■ Data about app and page elements ■
BEGIN

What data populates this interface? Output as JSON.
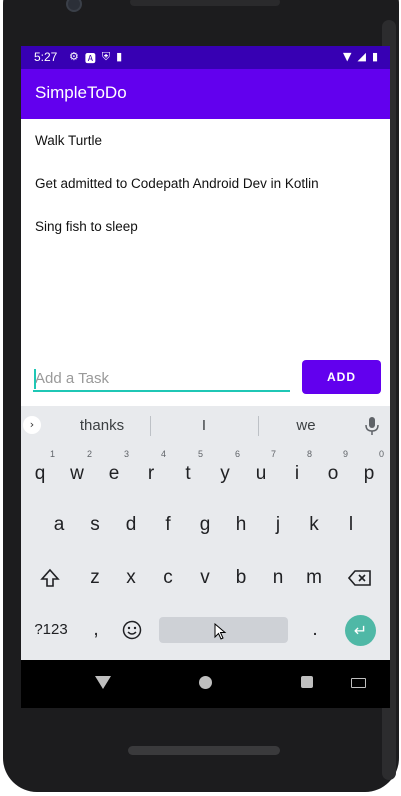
{
  "status_bar": {
    "time": "5:27",
    "icons_left": [
      "settings-icon",
      "a-icon",
      "shield-icon",
      "sd-card-icon"
    ],
    "icons_right": [
      "wifi-icon",
      "signal-icon",
      "battery-icon"
    ]
  },
  "app_bar": {
    "title": "SimpleToDo",
    "color": "#6200ee",
    "status_color": "#3700b3"
  },
  "tasks": [
    {
      "label": "Walk Turtle"
    },
    {
      "label": "Get admitted to Codepath Android Dev in Kotlin"
    },
    {
      "label": "Sing fish to sleep"
    }
  ],
  "input": {
    "placeholder": "Add a Task",
    "value": "",
    "underline_color": "#1fc7b5"
  },
  "add_button": {
    "label": "ADD"
  },
  "keyboard": {
    "suggestions": [
      "thanks",
      "I",
      "we"
    ],
    "row1": [
      {
        "k": "q",
        "n": "1"
      },
      {
        "k": "w",
        "n": "2"
      },
      {
        "k": "e",
        "n": "3"
      },
      {
        "k": "r",
        "n": "4"
      },
      {
        "k": "t",
        "n": "5"
      },
      {
        "k": "y",
        "n": "6"
      },
      {
        "k": "u",
        "n": "7"
      },
      {
        "k": "i",
        "n": "8"
      },
      {
        "k": "o",
        "n": "9"
      },
      {
        "k": "p",
        "n": "0"
      }
    ],
    "row2": [
      "a",
      "s",
      "d",
      "f",
      "g",
      "h",
      "j",
      "k",
      "l"
    ],
    "row3": [
      "z",
      "x",
      "c",
      "v",
      "b",
      "n",
      "m"
    ],
    "symbols_label": "?123",
    "comma": ",",
    "period": ".",
    "enter_color": "#4fb8a6"
  }
}
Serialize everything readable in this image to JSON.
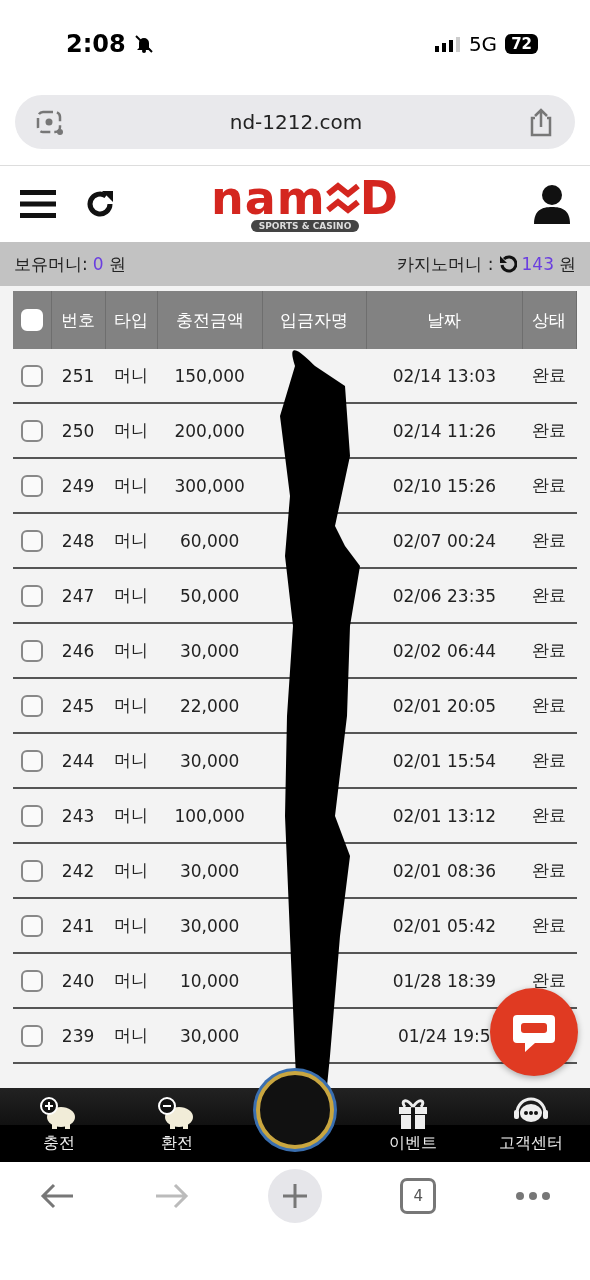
{
  "status_bar": {
    "time": "2:08",
    "muted": true,
    "network": "5G",
    "battery": "72"
  },
  "browser": {
    "url": "nd-1212.com",
    "tab_count": "4",
    "forward_disabled": true
  },
  "site_header": {
    "logo": {
      "left": "nam",
      "right": "D",
      "tagline": "SPORTS & CASINO"
    }
  },
  "balance": {
    "wallet_label": "보유머니:",
    "wallet_amount": "0",
    "wallet_unit": "원",
    "casino_label": "카지노머니 :",
    "casino_amount": "143",
    "casino_unit": "원"
  },
  "table": {
    "select_all_checked": false,
    "columns": [
      "번호",
      "타입",
      "충전금액",
      "입금자명",
      "날짜",
      "상태"
    ],
    "rows": [
      {
        "checked": false,
        "no": "251",
        "type": "머니",
        "amount": "150,000",
        "date": "02/14 13:03",
        "status": "완료"
      },
      {
        "checked": false,
        "no": "250",
        "type": "머니",
        "amount": "200,000",
        "date": "02/14 11:26",
        "status": "완료"
      },
      {
        "checked": false,
        "no": "249",
        "type": "머니",
        "amount": "300,000",
        "date": "02/10 15:26",
        "status": "완료"
      },
      {
        "checked": false,
        "no": "248",
        "type": "머니",
        "amount": "60,000",
        "date": "02/07 00:24",
        "status": "완료"
      },
      {
        "checked": false,
        "no": "247",
        "type": "머니",
        "amount": "50,000",
        "date": "02/06 23:35",
        "status": "완료"
      },
      {
        "checked": false,
        "no": "246",
        "type": "머니",
        "amount": "30,000",
        "date": "02/02 06:44",
        "status": "완료"
      },
      {
        "checked": false,
        "no": "245",
        "type": "머니",
        "amount": "22,000",
        "date": "02/01 20:05",
        "status": "완료"
      },
      {
        "checked": false,
        "no": "244",
        "type": "머니",
        "amount": "30,000",
        "date": "02/01 15:54",
        "status": "완료"
      },
      {
        "checked": false,
        "no": "243",
        "type": "머니",
        "amount": "100,000",
        "date": "02/01 13:12",
        "status": "완료"
      },
      {
        "checked": false,
        "no": "242",
        "type": "머니",
        "amount": "30,000",
        "date": "02/01 08:36",
        "status": "완료"
      },
      {
        "checked": false,
        "no": "241",
        "type": "머니",
        "amount": "30,000",
        "date": "02/01 05:42",
        "status": "완료"
      },
      {
        "checked": false,
        "no": "240",
        "type": "머니",
        "amount": "10,000",
        "date": "01/28 18:39",
        "status": "완료"
      },
      {
        "checked": false,
        "no": "239",
        "type": "머니",
        "amount": "30,000",
        "date": "01/24 19:5"
      }
    ]
  },
  "bottom_nav": [
    {
      "kind": "deposit",
      "label": "충전"
    },
    {
      "kind": "withdraw",
      "label": "환전"
    },
    {
      "kind": "center"
    },
    {
      "kind": "event",
      "label": "이벤트"
    },
    {
      "kind": "support",
      "label": "고객센터"
    }
  ]
}
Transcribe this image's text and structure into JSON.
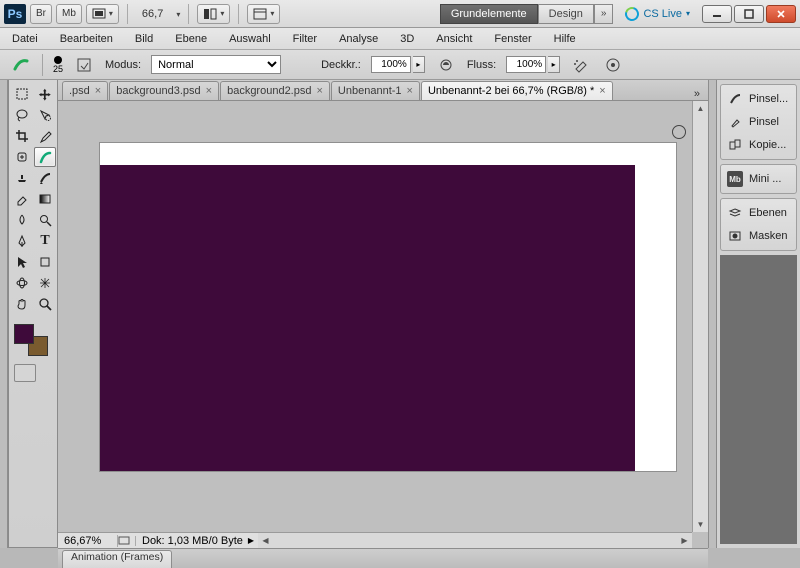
{
  "titlebar": {
    "br": "Br",
    "mb": "Mb",
    "zoom": "66,7",
    "workspace": {
      "active": "Grundelemente",
      "other": "Design",
      "more": "»"
    },
    "cslive": "CS Live"
  },
  "menu": [
    "Datei",
    "Bearbeiten",
    "Bild",
    "Ebene",
    "Auswahl",
    "Filter",
    "Analyse",
    "3D",
    "Ansicht",
    "Fenster",
    "Hilfe"
  ],
  "optbar": {
    "brush_size": "25",
    "mode_label": "Modus:",
    "mode_value": "Normal",
    "opacity_label": "Deckkr.:",
    "opacity_value": "100%",
    "flow_label": "Fluss:",
    "flow_value": "100%"
  },
  "doctabs": [
    {
      "label": ".psd"
    },
    {
      "label": "background3.psd"
    },
    {
      "label": "background2.psd"
    },
    {
      "label": "Unbenannt-1"
    },
    {
      "label": "Unbenannt-2 bei 66,7% (RGB/8) *",
      "active": true
    }
  ],
  "doctabs_more": "»",
  "status": {
    "zoom": "66,67%",
    "doc": "Dok: 1,03 MB/0 Byte"
  },
  "panels": {
    "g1": [
      {
        "icon": "brush-presets-icon",
        "label": "Pinsel..."
      },
      {
        "icon": "brush-icon",
        "label": "Pinsel"
      },
      {
        "icon": "clone-source-icon",
        "label": "Kopie..."
      }
    ],
    "g2": [
      {
        "icon": "mini-bridge-icon",
        "label": "Mini ..."
      }
    ],
    "g3": [
      {
        "icon": "layers-icon",
        "label": "Ebenen"
      },
      {
        "icon": "masks-icon",
        "label": "Masken"
      }
    ]
  },
  "bottom_tab": "Animation (Frames)",
  "colors": {
    "canvas_fill": "#3e0a3a",
    "foreground": "#3e0a3a",
    "background_swatch": "#7a5b2f"
  }
}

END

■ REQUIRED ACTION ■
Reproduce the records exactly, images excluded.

■ RESPONSE FOR THIS EXERCISE ■
What data populates this interface? Output as JSON.
{
  "status_bar": {
    "time": "5:27",
    "icons_left": [
      "settings-icon",
      "a-icon",
      "shield-icon",
      "sd-card-icon"
    ],
    "icons_right": [
      "wifi-icon",
      "signal-icon",
      "battery-icon"
    ]
  },
  "app_bar": {
    "title": "SimpleToDo",
    "color": "#6200ee",
    "status_color": "#3700b3"
  },
  "tasks": [
    {
      "label": "Walk Turtle"
    },
    {
      "label": "Get admitted to Codepath Android Dev in Kotlin"
    },
    {
      "label": "Sing fish to sleep"
    }
  ],
  "input": {
    "placeholder": "Add a Task",
    "value": "",
    "underline_color": "#1fc7b5"
  },
  "add_button": {
    "label": "ADD"
  },
  "keyboard": {
    "suggestions": [
      "thanks",
      "I",
      "we"
    ],
    "row1": [
      {
        "k": "q",
        "n": "1"
      },
      {
        "k": "w",
        "n": "2"
      },
      {
        "k": "e",
        "n": "3"
      },
      {
        "k": "r",
        "n": "4"
      },
      {
        "k": "t",
        "n": "5"
      },
      {
        "k": "y",
        "n": "6"
      },
      {
        "k": "u",
        "n": "7"
      },
      {
        "k": "i",
        "n": "8"
      },
      {
        "k": "o",
        "n": "9"
      },
      {
        "k": "p",
        "n": "0"
      }
    ],
    "row2": [
      "a",
      "s",
      "d",
      "f",
      "g",
      "h",
      "j",
      "k",
      "l"
    ],
    "row3": [
      "z",
      "x",
      "c",
      "v",
      "b",
      "n",
      "m"
    ],
    "symbols_label": "?123",
    "comma": ",",
    "period": ".",
    "enter_color": "#4fb8a6"
  }
}
Serialize everything readable in this image to JSON.
{
  "status_bar": {
    "time": "2:08",
    "muted": true,
    "network": "5G",
    "battery": "72"
  },
  "browser": {
    "url": "nd-1212.com",
    "tab_count": "4",
    "forward_disabled": true
  },
  "site_header": {
    "logo": {
      "left": "nam",
      "right": "D",
      "tagline": "SPORTS & CASINO"
    }
  },
  "balance": {
    "wallet_label": "보유머니:",
    "wallet_amount": "0",
    "wallet_unit": "원",
    "casino_label": "카지노머니 :",
    "casino_amount": "143",
    "casino_unit": "원"
  },
  "table": {
    "select_all_checked": false,
    "columns": [
      "번호",
      "타입",
      "충전금액",
      "입금자명",
      "날짜",
      "상태"
    ],
    "rows": [
      {
        "checked": false,
        "no": "251",
        "type": "머니",
        "amount": "150,000",
        "date": "02/14 13:03",
        "status": "완료"
      },
      {
        "checked": false,
        "no": "250",
        "type": "머니",
        "amount": "200,000",
        "date": "02/14 11:26",
        "status": "완료"
      },
      {
        "checked": false,
        "no": "249",
        "type": "머니",
        "amount": "300,000",
        "date": "02/10 15:26",
        "status": "완료"
      },
      {
        "checked": false,
        "no": "248",
        "type": "머니",
        "amount": "60,000",
        "date": "02/07 00:24",
        "status": "완료"
      },
      {
        "checked": false,
        "no": "247",
        "type": "머니",
        "amount": "50,000",
        "date": "02/06 23:35",
        "status": "완료"
      },
      {
        "checked": false,
        "no": "246",
        "type": "머니",
        "amount": "30,000",
        "date": "02/02 06:44",
        "status": "완료"
      },
      {
        "checked": false,
        "no": "245",
        "type": "머니",
        "amount": "22,000",
        "date": "02/01 20:05",
        "status": "완료"
      },
      {
        "checked": false,
        "no": "244",
        "type": "머니",
        "amount": "30,000",
        "date": "02/01 15:54",
        "status": "완료"
      },
      {
        "checked": false,
        "no": "243",
        "type": "머니",
        "amount": "100,000",
        "date": "02/01 13:12",
        "status": "완료"
      },
      {
        "checked": false,
        "no": "242",
        "type": "머니",
        "amount": "30,000",
        "date": "02/01 08:36",
        "status": "완료"
      },
      {
        "checked": false,
        "no": "241",
        "type": "머니",
        "amount": "30,000",
        "date": "02/01 05:42",
        "status": "완료"
      },
      {
        "checked": false,
        "no": "240",
        "type": "머니",
        "amount": "10,000",
        "date": "01/28 18:39",
        "status": "완료"
      },
      {
        "checked": false,
        "no": "239",
        "type": "머니",
        "amount": "30,000",
        "date": "01/24 19:5"
      }
    ]
  },
  "bottom_nav": [
    {
      "kind": "deposit",
      "label": "충전"
    },
    {
      "kind": "withdraw",
      "label": "환전"
    },
    {
      "kind": "center"
    },
    {
      "kind": "event",
      "label": "이벤트"
    },
    {
      "kind": "support",
      "label": "고객센터"
    }
  ]
}
Transcribe this image's text and structure into JSON.
{
  "titlebar": {
    "br": "Br",
    "mb": "Mb",
    "zoom": "66,7",
    "workspace": {
      "active": "Grundelemente",
      "other": "Design",
      "more": "»"
    },
    "cslive": "CS Live"
  },
  "menu": [
    "Datei",
    "Bearbeiten",
    "Bild",
    "Ebene",
    "Auswahl",
    "Filter",
    "Analyse",
    "3D",
    "Ansicht",
    "Fenster",
    "Hilfe"
  ],
  "optbar": {
    "brush_size": "25",
    "mode_label": "Modus:",
    "mode_value": "Normal",
    "opacity_label": "Deckkr.:",
    "opacity_value": "100%",
    "flow_label": "Fluss:",
    "flow_value": "100%"
  },
  "doctabs": [
    {
      "label": ".psd"
    },
    {
      "label": "background3.psd"
    },
    {
      "label": "background2.psd"
    },
    {
      "label": "Unbenannt-1"
    },
    {
      "label": "Unbenannt-2 bei 66,7% (RGB/8) *",
      "active": true
    }
  ],
  "doctabs_more": "»",
  "status": {
    "zoom": "66,67%",
    "doc": "Dok: 1,03 MB/0 Byte"
  },
  "panels": {
    "g1": [
      {
        "icon": "brush-presets-icon",
        "label": "Pinsel..."
      },
      {
        "icon": "brush-icon",
        "label": "Pinsel"
      },
      {
        "icon": "clone-source-icon",
        "label": "Kopie..."
      }
    ],
    "g2": [
      {
        "icon": "mini-bridge-icon",
        "label": "Mini ..."
      }
    ],
    "g3": [
      {
        "icon": "layers-icon",
        "label": "Ebenen"
      },
      {
        "icon": "masks-icon",
        "label": "Masken"
      }
    ]
  },
  "bottom_tab": "Animation (Frames)",
  "colors": {
    "canvas_fill": "#3e0a3a",
    "foreground": "#3e0a3a",
    "background_swatch": "#7a5b2f"
  }
}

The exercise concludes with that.